  3. Create a database of subject matter experts so that employees know who to contact when a certain type of question or problem arises. These contacts can be on campus, at another location or even another department.  

Inventory Control Protocols
  Properly managing inventory is one of the most critical – and challenging – processes for any unit. UKIA suggests the following, ensuring proper separation of duties for each:

  1. Develop instructions for defining and counting inventory at each respective location. As simple as this sounds, these necessary tasks provide critical guidance for a function that may not be done frequently.
  2. Define each task as it relates to the inventory function and ensure that all staff know who is responsible for each function.
  3. Perform regular reconciliations and obtain proper approvals for any adjustments. 

Vendor and/or Contract Management
Remote locations may limit vendor availability, necessitating the creation of new vendor accounts. However, these vendors may not be able to meet all specifications or offer the best quality merchandise.  Here are three suggestions:

  1. Work with UK Purchasing to establish an approved list of vendors for your area, as proximity can drive vendor availability.
  2. Document your RFP process.
  3. If a single source exists in your area for services and is being considered, justification should be appropriately documented.

Administrative Procedures
In smaller units, as these ancillary units typically are, daily operational tasks must either be shared amongst the personnel or handled by a single person. These activities range from budgeting to office management, but ensuring proper guidance is difficult when the office’s remote location precludes daily oversight. UKIA has three simple suggestions to assist ancillary locations with this challenge:

  1. Create an administrative manual describing common fundamental activities shared throughout the office. 
  2. Consider templates or procedural guides for infrequent administrative activities. 
  3. Create a training program for critical regulations to ensure understanding and awareness. These regulations may vary by industry, but adherence to certain regulations across all industries.

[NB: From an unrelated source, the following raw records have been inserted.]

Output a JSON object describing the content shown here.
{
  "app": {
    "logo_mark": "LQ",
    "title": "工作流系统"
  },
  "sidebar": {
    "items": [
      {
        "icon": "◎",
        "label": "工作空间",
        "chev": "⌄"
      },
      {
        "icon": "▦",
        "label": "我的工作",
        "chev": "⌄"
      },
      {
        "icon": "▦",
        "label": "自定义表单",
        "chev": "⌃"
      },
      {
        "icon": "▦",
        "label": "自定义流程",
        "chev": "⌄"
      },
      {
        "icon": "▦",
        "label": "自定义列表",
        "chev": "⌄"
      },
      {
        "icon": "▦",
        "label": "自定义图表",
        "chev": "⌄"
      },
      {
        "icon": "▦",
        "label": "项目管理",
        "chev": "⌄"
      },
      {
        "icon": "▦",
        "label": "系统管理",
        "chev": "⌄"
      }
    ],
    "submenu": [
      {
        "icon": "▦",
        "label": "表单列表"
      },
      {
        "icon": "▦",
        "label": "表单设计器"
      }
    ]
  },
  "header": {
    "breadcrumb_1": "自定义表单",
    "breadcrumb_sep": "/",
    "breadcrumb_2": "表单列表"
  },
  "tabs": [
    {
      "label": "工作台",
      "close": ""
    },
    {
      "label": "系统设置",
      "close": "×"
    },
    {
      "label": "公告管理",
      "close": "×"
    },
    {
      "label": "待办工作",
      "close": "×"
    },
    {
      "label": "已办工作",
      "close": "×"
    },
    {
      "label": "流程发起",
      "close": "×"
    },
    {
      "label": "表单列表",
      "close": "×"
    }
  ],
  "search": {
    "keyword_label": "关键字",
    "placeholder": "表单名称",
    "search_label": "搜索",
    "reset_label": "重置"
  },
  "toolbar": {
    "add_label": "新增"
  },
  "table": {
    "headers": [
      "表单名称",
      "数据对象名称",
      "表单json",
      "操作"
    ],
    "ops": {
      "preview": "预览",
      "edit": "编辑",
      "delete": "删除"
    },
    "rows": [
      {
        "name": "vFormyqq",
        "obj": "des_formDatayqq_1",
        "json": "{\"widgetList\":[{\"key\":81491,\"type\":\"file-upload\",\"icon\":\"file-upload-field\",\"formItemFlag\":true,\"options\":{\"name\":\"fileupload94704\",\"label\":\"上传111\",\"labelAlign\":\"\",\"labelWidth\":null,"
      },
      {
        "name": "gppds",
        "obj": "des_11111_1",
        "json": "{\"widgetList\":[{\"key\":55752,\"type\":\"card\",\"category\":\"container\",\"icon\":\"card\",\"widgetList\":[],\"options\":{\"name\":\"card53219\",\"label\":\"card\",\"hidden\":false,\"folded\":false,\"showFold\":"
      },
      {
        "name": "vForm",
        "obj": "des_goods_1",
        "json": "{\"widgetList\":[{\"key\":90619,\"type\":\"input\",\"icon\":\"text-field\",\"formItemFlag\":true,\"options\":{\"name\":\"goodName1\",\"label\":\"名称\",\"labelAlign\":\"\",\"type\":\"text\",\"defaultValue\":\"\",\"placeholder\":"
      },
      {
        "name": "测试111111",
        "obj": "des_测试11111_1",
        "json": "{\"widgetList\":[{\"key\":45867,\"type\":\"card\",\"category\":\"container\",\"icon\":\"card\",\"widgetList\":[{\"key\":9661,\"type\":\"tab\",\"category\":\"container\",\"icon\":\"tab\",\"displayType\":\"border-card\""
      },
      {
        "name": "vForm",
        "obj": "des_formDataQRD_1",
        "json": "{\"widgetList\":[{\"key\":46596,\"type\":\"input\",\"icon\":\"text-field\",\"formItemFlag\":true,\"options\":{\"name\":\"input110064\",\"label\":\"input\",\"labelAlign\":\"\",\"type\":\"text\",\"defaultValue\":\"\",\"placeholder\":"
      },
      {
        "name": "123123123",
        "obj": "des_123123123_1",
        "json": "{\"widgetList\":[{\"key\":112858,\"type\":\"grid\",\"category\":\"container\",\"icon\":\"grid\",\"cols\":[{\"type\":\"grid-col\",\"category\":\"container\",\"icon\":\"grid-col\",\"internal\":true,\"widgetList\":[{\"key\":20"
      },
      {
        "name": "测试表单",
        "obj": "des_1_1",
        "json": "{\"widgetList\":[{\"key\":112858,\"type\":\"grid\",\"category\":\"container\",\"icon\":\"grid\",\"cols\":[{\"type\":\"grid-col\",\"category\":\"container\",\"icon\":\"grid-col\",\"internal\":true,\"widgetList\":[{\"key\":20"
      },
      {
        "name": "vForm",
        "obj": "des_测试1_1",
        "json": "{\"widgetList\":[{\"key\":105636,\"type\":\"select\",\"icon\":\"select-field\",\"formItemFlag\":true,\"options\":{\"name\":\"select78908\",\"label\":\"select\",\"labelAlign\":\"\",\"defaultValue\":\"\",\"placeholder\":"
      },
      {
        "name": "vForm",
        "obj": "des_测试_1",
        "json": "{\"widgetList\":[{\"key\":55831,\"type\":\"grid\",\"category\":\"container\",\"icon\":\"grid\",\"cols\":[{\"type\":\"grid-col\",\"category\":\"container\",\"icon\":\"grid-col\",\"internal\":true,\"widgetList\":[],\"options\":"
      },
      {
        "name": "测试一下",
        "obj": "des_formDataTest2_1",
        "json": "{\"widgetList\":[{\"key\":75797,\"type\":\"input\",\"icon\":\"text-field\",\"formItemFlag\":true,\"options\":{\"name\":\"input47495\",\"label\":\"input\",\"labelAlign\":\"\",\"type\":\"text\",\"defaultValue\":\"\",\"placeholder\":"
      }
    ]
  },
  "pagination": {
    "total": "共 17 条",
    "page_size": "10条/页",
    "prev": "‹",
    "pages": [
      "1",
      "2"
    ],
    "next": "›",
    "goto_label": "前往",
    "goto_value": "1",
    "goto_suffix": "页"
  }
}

Critical regulations include the Fair Labor Standard Act regarding Nonexempt Overtime Compensation and HIPAA and FERPA regarding the handling of sensitive information. 

Information Technology
Prompt IT support may be more challenging at ancillary locations. Consequently, critical information systems activities are managed on-site. However, the vendors, processes and continuity plans should be approved and monitored by the Central Office to ensure consistency throughout. UKIA recommends these three simple activities to assist:

  1. Create a list of all applications in use by each ancillary location. Although many serve the same general purpose, the location could determine application requirements.
  2. Verify employee access to these applications is appropriate for the employees’ individual roles. Through fieldwork, UKIA has determined that ancillary employees generally have close to full privileges to local applications. This access could create segregation of duty concerns when local access is linked to SAP or central office access.
  3. Establish a deprovisioning process to use as employment turns over to help restrict both physical and logical access.

Please note that it is the unit’s responsibility to implement appropriate procedures and establish protocols to reduce risks associated with the above common ancillary concerns. 

If you would like UKIA to assist your unit through a review or consultation, visit or contact UKIA at 859.257.3126.

If you would like to receive news and information about current risks, fraud concerns and more, please subscribe to UKIA’s listserv by sending an e-mail to with the following text in the message body: subscribe INTERNALAUDIT-L.